*** Opening of Input material ***
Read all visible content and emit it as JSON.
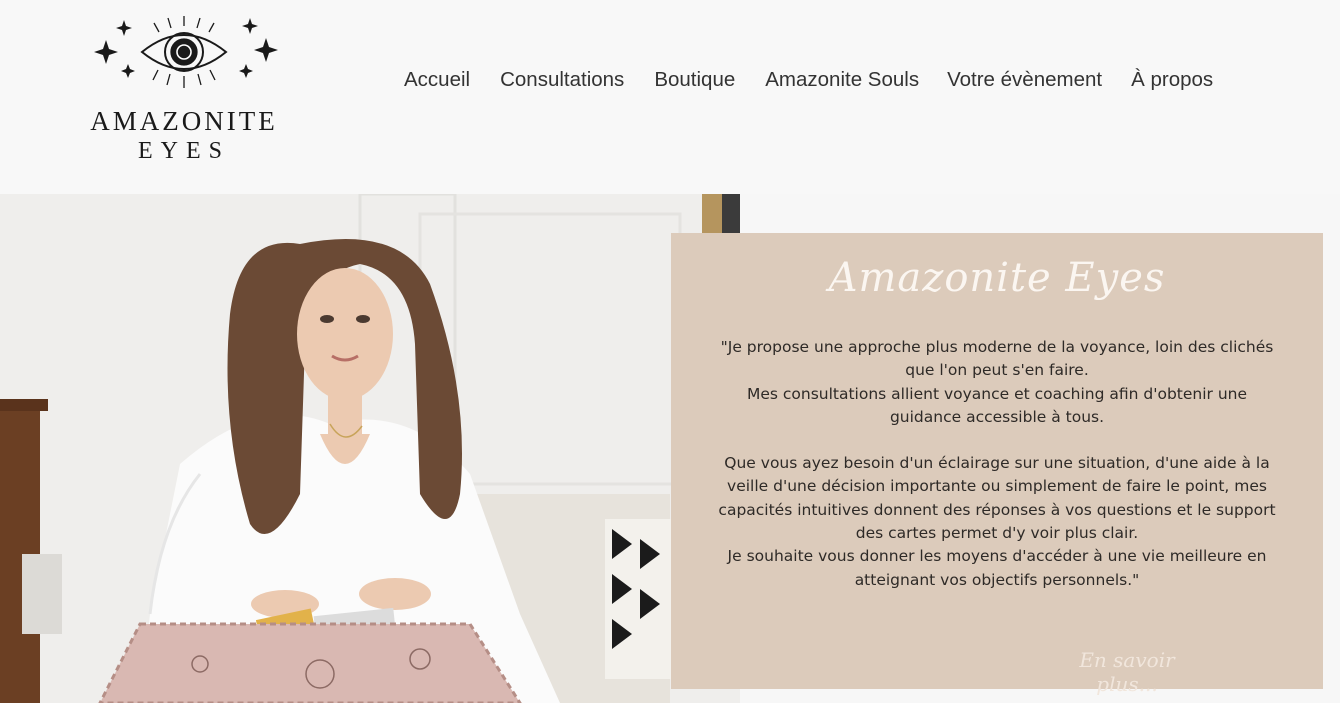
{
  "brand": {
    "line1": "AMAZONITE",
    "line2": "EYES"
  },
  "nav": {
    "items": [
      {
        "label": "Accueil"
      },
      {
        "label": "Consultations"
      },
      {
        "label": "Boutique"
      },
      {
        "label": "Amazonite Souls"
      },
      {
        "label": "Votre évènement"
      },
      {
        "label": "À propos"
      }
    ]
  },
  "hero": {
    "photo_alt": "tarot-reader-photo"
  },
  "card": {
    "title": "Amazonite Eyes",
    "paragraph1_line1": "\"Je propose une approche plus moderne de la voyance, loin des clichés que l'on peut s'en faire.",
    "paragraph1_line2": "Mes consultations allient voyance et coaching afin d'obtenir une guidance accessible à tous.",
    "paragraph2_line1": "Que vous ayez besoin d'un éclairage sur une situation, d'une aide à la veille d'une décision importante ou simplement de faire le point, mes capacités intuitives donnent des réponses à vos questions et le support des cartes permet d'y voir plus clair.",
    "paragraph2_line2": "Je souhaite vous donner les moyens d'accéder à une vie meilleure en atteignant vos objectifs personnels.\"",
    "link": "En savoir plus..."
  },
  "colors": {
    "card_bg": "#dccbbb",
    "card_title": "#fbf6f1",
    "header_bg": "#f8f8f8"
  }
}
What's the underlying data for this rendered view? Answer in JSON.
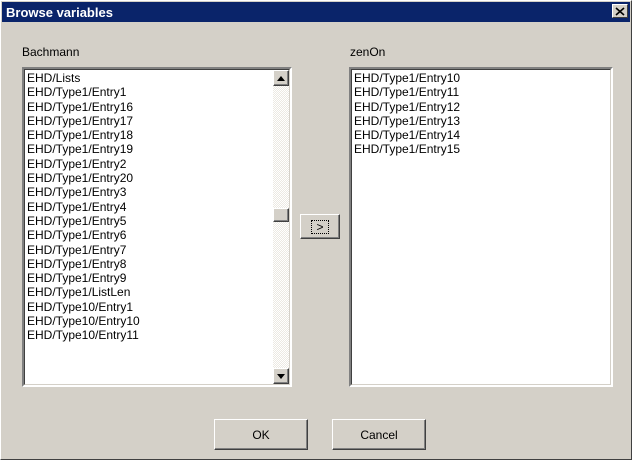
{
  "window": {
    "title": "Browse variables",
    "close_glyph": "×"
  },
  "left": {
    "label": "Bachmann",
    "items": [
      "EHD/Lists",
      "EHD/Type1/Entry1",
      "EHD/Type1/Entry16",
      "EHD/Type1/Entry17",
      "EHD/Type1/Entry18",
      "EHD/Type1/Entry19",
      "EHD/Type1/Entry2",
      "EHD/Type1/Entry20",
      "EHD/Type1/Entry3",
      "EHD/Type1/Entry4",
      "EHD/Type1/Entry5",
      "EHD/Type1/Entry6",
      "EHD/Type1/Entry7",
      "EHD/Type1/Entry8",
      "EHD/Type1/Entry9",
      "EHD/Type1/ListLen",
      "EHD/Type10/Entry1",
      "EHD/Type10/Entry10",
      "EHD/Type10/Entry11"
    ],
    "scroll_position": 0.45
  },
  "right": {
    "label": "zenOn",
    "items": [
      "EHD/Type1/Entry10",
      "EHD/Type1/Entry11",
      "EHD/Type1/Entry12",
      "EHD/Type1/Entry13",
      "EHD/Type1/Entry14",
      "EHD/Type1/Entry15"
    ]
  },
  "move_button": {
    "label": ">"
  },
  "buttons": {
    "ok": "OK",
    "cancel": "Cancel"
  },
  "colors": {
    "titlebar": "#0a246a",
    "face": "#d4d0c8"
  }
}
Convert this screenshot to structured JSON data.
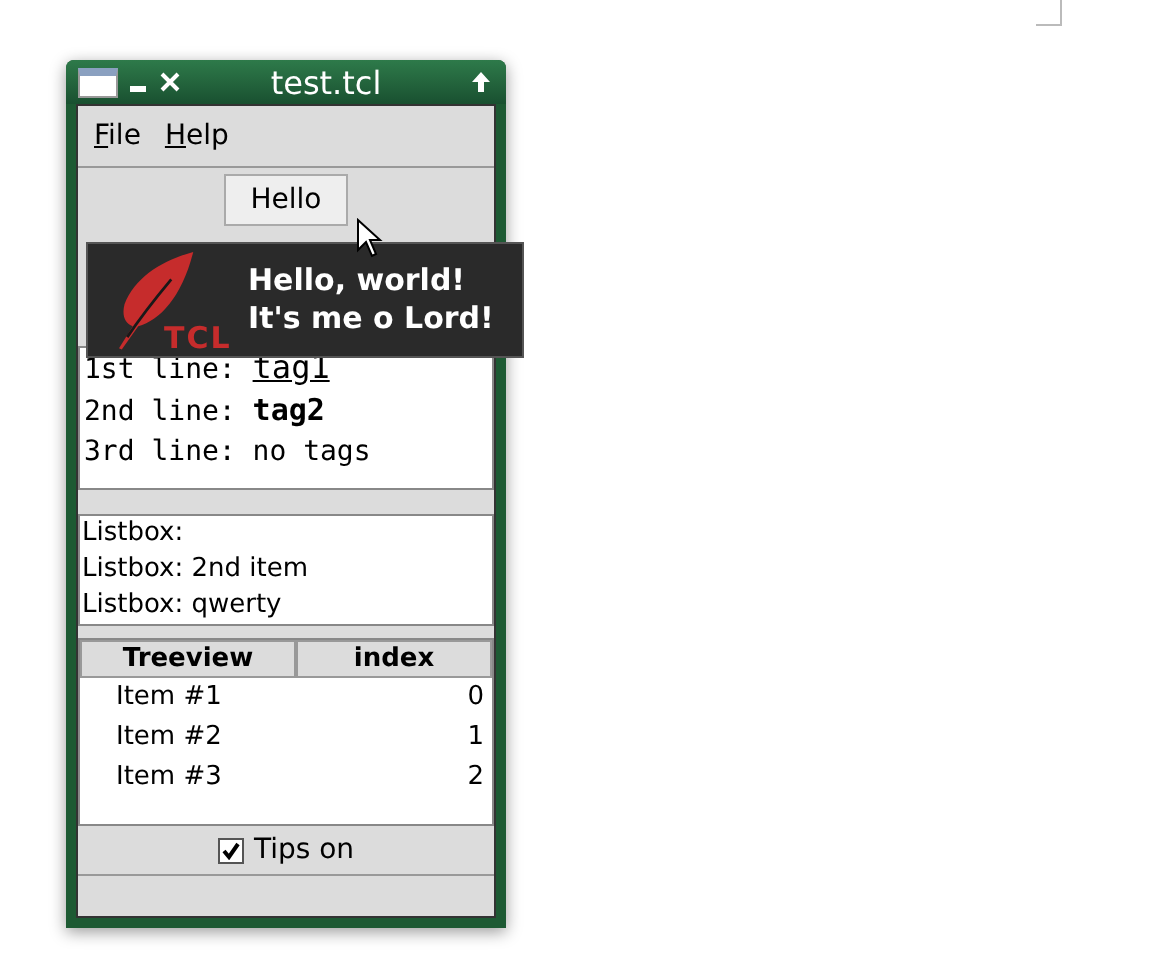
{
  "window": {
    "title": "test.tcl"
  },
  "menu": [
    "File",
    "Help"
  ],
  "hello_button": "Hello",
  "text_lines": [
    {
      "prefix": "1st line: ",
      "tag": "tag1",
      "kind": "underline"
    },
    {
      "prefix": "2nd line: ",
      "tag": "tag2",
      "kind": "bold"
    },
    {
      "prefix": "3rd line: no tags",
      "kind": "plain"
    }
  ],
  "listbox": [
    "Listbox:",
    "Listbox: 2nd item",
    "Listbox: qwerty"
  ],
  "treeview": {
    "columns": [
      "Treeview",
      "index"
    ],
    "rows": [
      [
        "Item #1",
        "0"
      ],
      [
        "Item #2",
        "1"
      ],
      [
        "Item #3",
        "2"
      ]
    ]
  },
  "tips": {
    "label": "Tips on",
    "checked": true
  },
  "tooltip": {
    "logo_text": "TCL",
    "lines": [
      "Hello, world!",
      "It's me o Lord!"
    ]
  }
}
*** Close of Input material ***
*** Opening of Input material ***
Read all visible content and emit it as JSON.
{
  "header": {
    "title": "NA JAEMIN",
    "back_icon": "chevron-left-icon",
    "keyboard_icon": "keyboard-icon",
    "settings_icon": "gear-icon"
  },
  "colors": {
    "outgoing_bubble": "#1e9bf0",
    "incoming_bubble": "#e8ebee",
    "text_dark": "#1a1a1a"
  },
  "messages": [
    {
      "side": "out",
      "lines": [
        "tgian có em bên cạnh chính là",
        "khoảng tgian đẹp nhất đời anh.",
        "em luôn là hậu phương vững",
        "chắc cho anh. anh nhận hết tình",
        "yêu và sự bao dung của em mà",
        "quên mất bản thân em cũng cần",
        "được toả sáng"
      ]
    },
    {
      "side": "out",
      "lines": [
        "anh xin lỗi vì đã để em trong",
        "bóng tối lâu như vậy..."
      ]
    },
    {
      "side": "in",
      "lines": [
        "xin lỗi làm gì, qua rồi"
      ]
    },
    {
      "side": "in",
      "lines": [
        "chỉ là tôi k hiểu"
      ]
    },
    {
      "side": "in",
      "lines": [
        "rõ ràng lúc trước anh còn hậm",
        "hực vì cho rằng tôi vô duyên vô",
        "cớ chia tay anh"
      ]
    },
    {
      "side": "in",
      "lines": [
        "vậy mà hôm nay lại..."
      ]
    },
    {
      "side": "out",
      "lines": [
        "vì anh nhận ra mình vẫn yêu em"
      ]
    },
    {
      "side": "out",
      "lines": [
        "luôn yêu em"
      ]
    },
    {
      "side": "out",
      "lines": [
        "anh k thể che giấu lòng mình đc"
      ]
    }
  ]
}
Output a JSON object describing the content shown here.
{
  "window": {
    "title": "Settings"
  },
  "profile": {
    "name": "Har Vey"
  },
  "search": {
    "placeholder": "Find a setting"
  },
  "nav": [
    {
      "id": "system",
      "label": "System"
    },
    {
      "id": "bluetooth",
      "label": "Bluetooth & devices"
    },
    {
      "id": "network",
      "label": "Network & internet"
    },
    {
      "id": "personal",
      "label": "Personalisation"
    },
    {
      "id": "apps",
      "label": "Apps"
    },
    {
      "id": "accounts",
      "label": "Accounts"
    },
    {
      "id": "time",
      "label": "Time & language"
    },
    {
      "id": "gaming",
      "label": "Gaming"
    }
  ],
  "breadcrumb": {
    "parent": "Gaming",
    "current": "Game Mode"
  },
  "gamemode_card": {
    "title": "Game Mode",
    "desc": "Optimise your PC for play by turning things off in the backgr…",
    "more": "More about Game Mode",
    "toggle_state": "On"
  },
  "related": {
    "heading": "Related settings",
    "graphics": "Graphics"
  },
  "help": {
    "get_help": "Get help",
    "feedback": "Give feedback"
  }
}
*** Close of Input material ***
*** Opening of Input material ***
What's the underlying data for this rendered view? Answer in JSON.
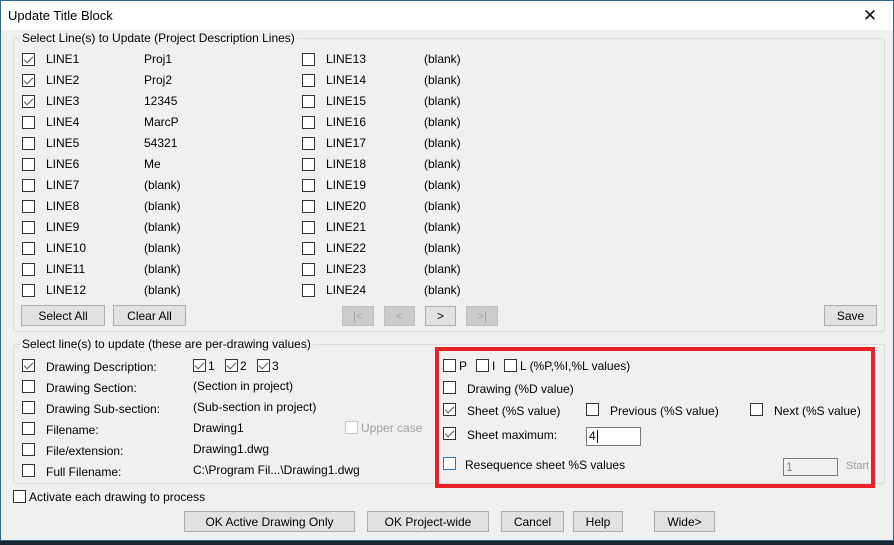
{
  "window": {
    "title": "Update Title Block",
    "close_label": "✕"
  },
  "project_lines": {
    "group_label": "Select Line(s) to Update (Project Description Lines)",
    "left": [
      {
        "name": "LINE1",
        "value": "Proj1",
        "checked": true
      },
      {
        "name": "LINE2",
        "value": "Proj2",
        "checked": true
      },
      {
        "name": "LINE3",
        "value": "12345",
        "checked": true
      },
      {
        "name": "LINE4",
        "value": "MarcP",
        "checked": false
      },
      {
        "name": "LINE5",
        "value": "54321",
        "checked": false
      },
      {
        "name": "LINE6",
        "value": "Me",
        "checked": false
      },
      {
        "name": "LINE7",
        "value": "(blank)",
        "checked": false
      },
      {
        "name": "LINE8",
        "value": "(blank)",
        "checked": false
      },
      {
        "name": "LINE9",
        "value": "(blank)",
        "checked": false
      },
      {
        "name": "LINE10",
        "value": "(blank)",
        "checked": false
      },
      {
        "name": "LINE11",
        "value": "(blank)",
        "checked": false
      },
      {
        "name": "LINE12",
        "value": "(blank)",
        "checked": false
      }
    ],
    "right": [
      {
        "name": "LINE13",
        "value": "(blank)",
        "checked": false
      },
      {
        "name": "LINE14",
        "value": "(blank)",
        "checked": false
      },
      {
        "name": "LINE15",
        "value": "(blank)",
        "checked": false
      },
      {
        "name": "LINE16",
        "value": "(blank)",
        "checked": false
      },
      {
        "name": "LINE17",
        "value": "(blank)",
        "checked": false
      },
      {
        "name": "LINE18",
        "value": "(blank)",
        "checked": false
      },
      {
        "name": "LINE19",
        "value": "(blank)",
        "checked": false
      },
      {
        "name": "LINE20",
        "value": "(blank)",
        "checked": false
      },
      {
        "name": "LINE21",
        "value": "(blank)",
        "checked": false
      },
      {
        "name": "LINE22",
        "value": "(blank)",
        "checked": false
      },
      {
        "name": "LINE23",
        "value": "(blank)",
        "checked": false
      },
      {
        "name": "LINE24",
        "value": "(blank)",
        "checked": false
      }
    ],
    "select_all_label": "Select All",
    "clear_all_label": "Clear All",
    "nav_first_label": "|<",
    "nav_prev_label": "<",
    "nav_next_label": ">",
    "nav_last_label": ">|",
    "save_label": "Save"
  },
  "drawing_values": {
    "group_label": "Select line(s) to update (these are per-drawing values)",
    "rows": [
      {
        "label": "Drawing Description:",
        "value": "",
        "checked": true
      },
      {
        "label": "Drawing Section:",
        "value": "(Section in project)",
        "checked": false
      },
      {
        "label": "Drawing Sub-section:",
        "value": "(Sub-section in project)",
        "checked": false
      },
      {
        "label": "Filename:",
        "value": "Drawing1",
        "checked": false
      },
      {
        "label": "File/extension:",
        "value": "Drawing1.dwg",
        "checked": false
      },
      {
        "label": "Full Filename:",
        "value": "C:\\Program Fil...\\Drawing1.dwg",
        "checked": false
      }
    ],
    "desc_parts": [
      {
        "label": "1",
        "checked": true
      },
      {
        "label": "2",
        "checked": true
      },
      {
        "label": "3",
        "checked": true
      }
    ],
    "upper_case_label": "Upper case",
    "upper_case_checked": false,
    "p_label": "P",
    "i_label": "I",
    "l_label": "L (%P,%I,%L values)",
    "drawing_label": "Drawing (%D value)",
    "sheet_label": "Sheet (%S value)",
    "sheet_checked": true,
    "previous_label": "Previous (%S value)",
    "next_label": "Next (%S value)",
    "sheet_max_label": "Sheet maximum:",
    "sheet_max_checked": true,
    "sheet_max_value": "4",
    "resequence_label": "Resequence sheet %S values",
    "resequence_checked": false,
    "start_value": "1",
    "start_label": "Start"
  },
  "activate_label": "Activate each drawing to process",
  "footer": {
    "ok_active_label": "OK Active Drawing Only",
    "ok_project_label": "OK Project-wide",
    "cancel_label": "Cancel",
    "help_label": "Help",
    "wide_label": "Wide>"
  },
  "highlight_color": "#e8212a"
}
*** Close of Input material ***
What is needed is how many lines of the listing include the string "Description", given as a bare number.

* Task answer *
2